We need, to me, an overhaul of the regulatory environment in this country. But also I’ll give you an example. In Germany before, they could not lend against property because people do not have property. They understood that you and I may be poor enough not to own property. We could have one small house, a tin shack here, but we need money.
So in the Germanic system, what they did was they created a lot of community banks – and there are today a lot of community banks in Germany, by the way. A community bank will know who is within the community. So if they know who is within the community, they’re able to assist a person within that community, whether you have collateral or not.
SIMON BROWN: Yes.

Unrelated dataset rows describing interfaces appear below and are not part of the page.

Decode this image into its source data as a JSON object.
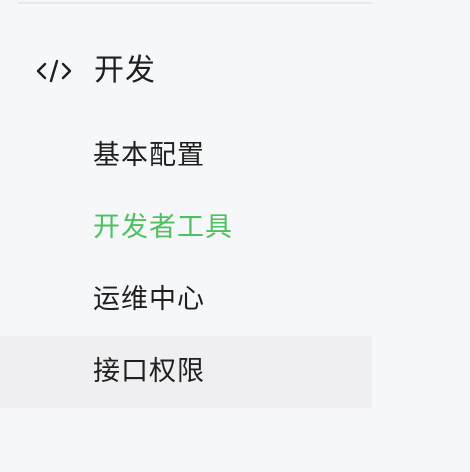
{
  "sidebar": {
    "section": {
      "title": "开发",
      "icon": "code-icon"
    },
    "items": [
      {
        "label": "基本配置",
        "state": "default"
      },
      {
        "label": "开发者工具",
        "state": "active"
      },
      {
        "label": "运维中心",
        "state": "default"
      },
      {
        "label": "接口权限",
        "state": "hover"
      }
    ]
  },
  "colors": {
    "active_text": "#4fc061",
    "default_text": "#1f1f1f",
    "background": "#f6f7f9",
    "hover_background": "#efeff1"
  }
}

REDGE NKOSI: So collateral therefore was not the primary issue in Germany as they were developing. Maybe now.
So the issue of collateral must be revisited to saying if you have a lot of community banks, we know each other within our community, we can say ‘But [Simon] and Redge are a bit poor. They don’t have anything; please assist them.’ Those community banks will go all the way to assisting, and therefore, the growth and development of the citizens.
SIMON BROWN: That goes back again to the core of banking – which was community. I remember chatting with Kaap Agri [about] their lending, which was community-driven. Their impairment rate is 0.07%, which any bank in the country would absolutely love.
Redge Nkosi, executive director at Firstsource Money, I appreciate the time and the thoughts.